About this task - Within the data below, state how many lines contain the string "Audio". Provide the number only.

Extracted material -
========
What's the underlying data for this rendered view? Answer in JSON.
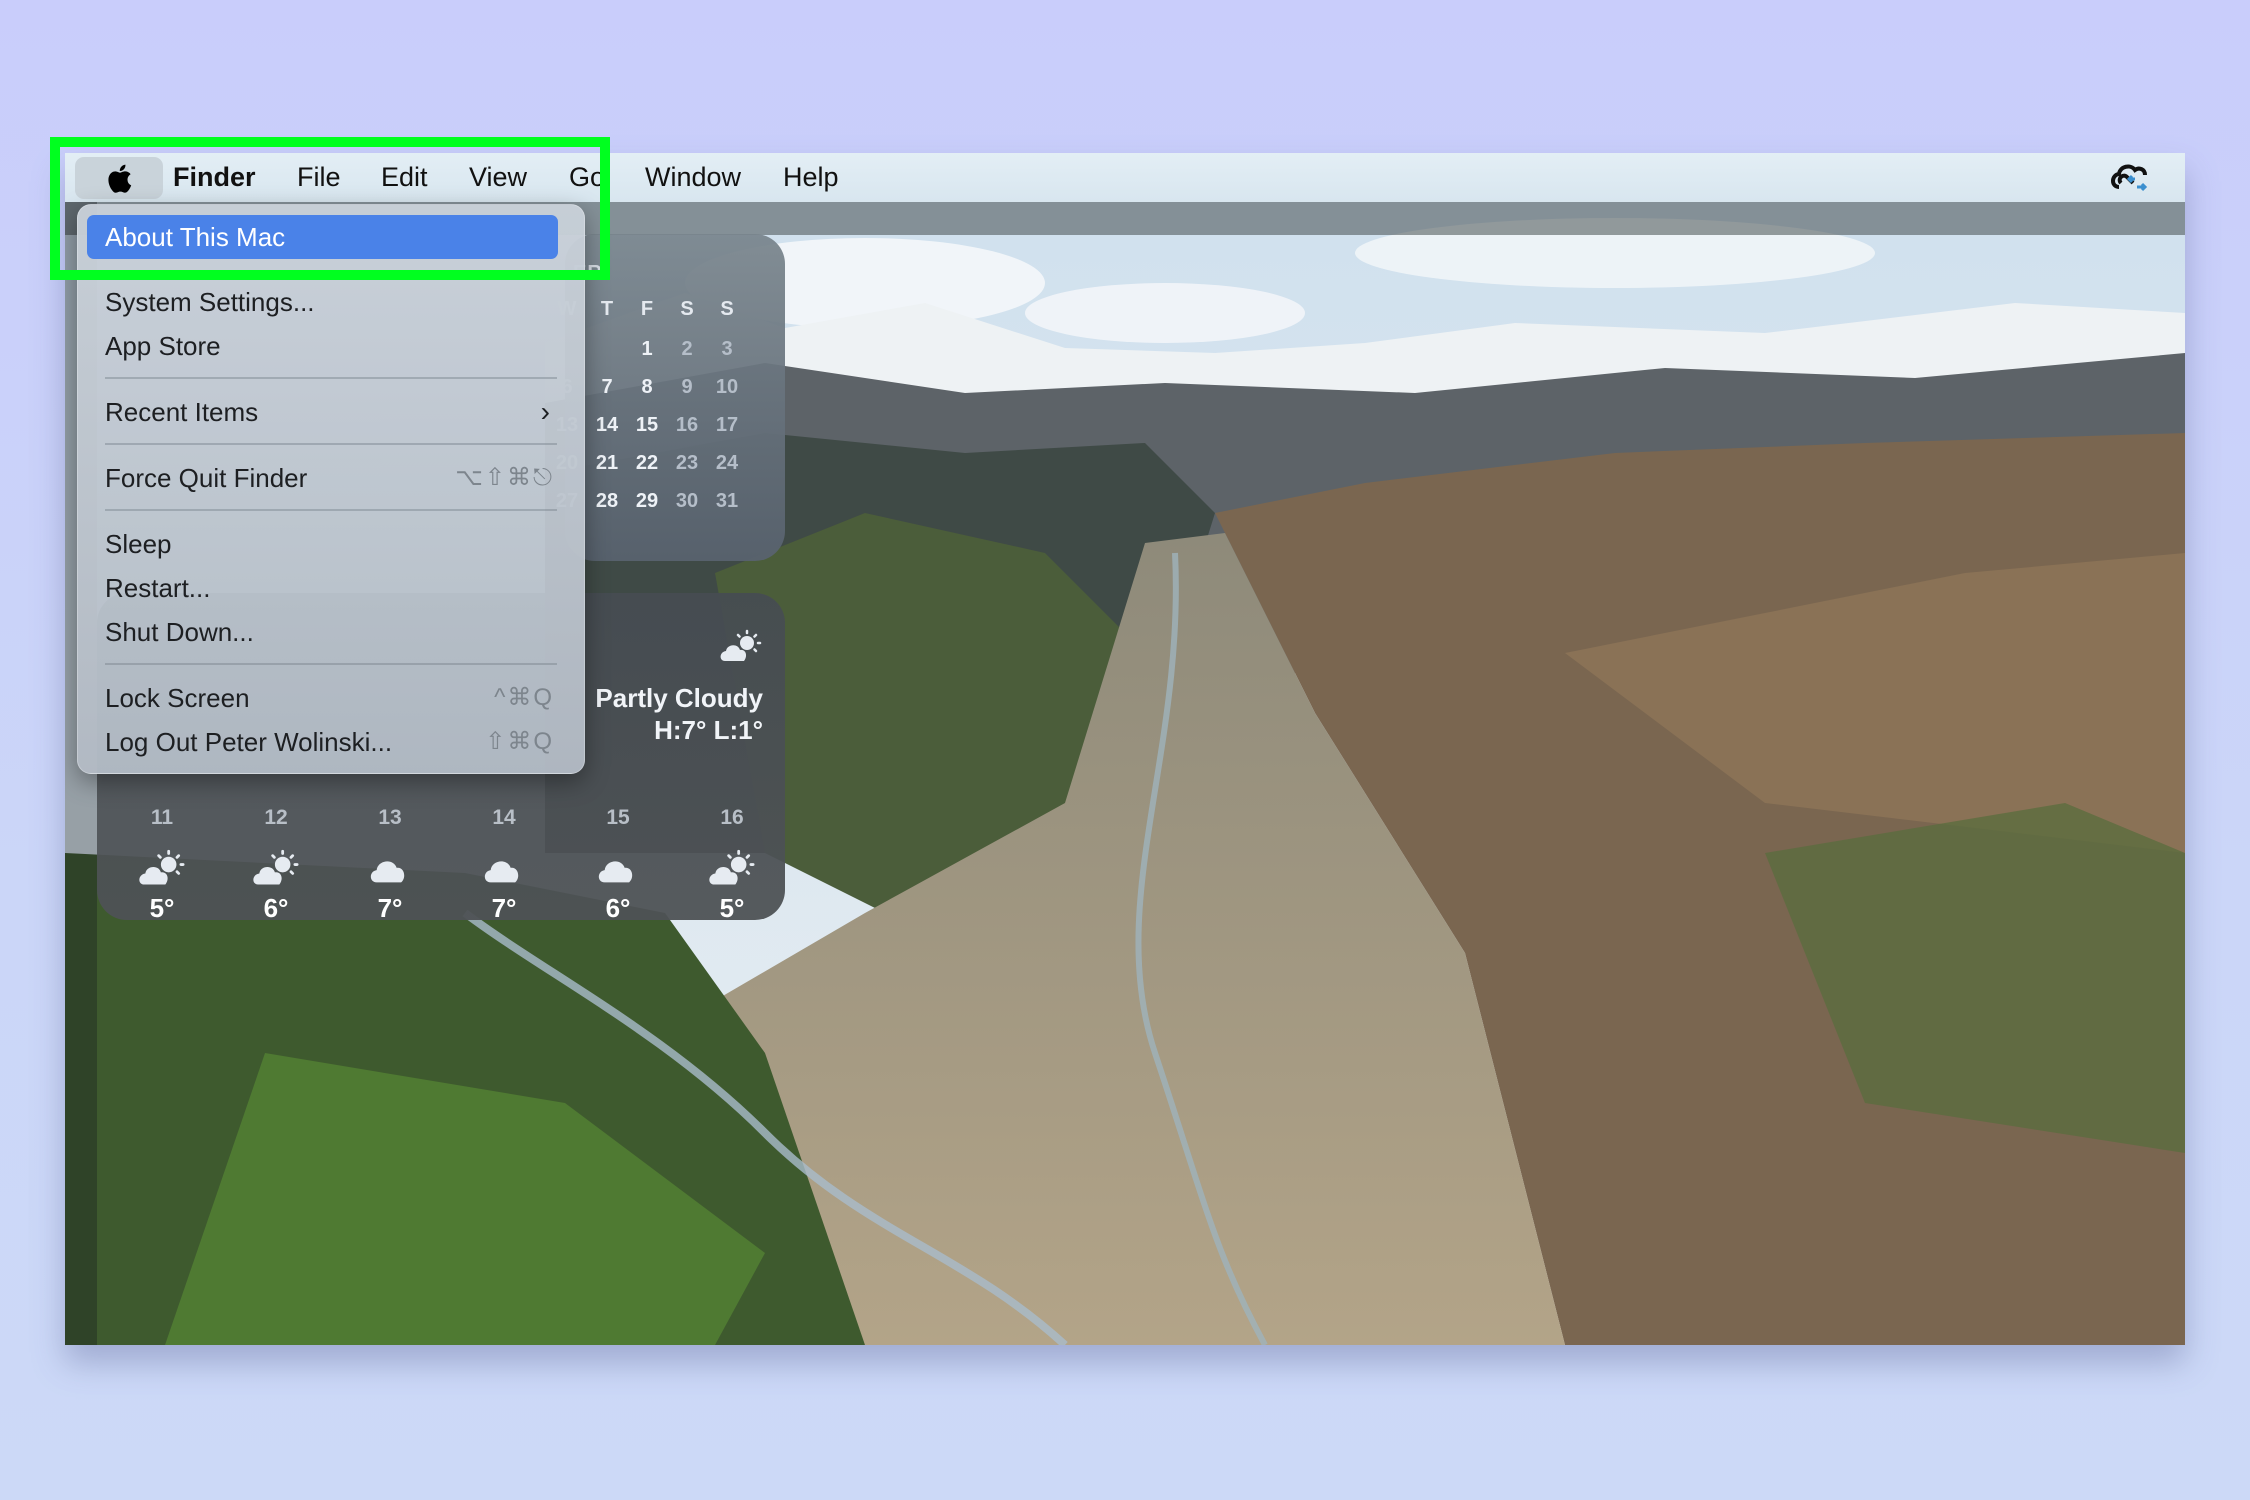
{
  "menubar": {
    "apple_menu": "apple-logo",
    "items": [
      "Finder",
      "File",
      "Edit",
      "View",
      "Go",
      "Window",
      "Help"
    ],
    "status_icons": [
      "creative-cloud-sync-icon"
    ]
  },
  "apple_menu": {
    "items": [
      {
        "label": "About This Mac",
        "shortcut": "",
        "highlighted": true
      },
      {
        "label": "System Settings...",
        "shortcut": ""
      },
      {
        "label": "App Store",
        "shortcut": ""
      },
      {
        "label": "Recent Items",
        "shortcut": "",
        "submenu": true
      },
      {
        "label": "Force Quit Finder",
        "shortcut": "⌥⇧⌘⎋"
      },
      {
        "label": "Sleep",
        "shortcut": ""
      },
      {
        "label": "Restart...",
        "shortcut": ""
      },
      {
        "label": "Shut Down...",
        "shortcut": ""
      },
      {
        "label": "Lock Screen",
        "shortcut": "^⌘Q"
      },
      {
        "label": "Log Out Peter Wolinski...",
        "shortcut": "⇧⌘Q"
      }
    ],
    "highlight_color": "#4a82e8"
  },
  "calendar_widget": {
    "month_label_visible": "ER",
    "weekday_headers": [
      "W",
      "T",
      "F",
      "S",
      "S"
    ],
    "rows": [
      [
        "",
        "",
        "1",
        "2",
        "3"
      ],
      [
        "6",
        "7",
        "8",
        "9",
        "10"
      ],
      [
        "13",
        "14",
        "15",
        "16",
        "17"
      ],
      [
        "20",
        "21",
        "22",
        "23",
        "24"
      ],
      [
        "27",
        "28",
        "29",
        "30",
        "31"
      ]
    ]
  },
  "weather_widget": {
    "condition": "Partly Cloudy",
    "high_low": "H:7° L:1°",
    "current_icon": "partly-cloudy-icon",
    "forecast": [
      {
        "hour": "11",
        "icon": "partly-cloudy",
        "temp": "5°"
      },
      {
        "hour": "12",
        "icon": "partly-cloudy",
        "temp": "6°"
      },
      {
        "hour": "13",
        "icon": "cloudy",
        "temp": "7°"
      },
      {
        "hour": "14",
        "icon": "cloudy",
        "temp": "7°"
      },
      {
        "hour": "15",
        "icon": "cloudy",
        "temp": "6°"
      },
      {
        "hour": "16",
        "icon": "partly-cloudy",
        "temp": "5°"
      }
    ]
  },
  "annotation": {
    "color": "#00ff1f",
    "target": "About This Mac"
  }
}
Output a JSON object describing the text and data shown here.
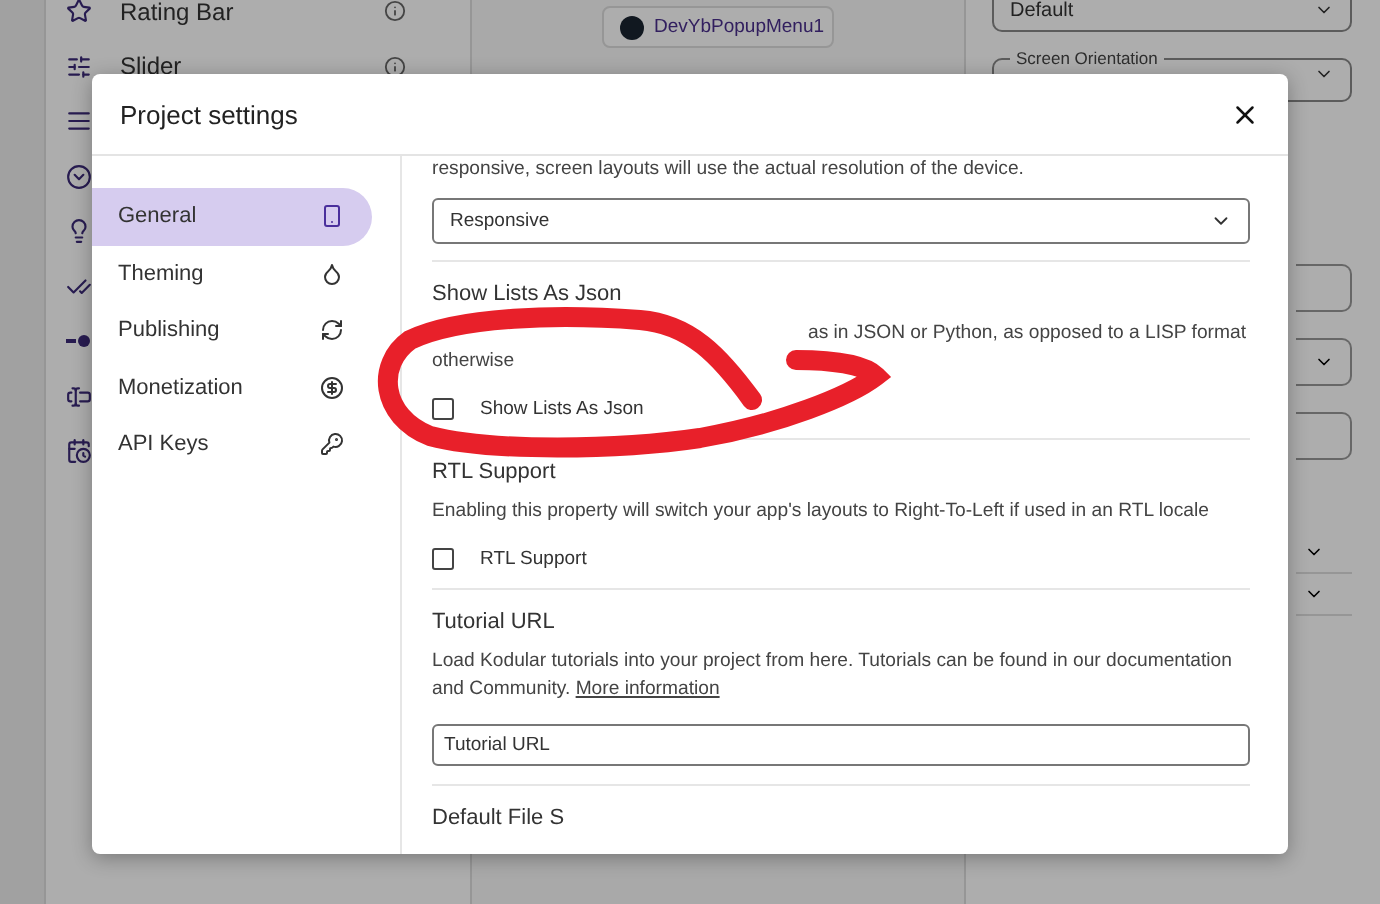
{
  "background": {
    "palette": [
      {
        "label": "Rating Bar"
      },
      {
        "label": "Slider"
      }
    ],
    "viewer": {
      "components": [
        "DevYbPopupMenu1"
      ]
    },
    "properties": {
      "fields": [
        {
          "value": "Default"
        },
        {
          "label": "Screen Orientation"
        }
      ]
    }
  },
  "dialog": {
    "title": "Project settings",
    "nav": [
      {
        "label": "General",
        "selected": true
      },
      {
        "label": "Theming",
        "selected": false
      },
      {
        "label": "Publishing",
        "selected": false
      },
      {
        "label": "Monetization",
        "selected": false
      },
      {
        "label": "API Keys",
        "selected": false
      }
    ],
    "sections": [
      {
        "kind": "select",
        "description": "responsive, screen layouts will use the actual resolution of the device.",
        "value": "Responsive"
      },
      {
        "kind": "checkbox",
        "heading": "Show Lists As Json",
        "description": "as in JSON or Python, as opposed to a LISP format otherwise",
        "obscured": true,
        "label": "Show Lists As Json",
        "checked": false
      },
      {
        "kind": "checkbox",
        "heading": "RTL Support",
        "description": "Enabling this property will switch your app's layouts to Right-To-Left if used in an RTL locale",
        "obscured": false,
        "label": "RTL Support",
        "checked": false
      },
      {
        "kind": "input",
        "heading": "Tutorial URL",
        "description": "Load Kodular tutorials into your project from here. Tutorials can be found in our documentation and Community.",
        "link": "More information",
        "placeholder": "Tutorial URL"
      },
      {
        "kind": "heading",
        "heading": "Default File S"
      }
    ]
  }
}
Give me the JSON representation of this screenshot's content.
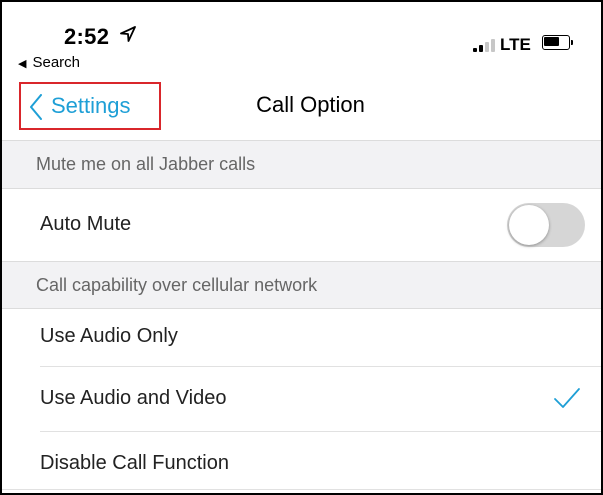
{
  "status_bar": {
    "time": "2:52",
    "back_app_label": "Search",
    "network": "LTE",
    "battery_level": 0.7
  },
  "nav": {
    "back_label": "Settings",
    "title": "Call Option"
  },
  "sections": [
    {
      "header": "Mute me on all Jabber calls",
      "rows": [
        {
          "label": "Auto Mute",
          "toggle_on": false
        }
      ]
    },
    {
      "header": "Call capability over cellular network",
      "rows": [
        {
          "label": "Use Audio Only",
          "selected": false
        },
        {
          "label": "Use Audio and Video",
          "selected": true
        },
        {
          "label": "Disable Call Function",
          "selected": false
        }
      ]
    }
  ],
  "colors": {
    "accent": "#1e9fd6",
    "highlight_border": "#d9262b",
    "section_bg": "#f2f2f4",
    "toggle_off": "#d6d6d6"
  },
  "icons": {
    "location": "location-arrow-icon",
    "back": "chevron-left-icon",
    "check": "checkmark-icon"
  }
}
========
Solution to the problem - 2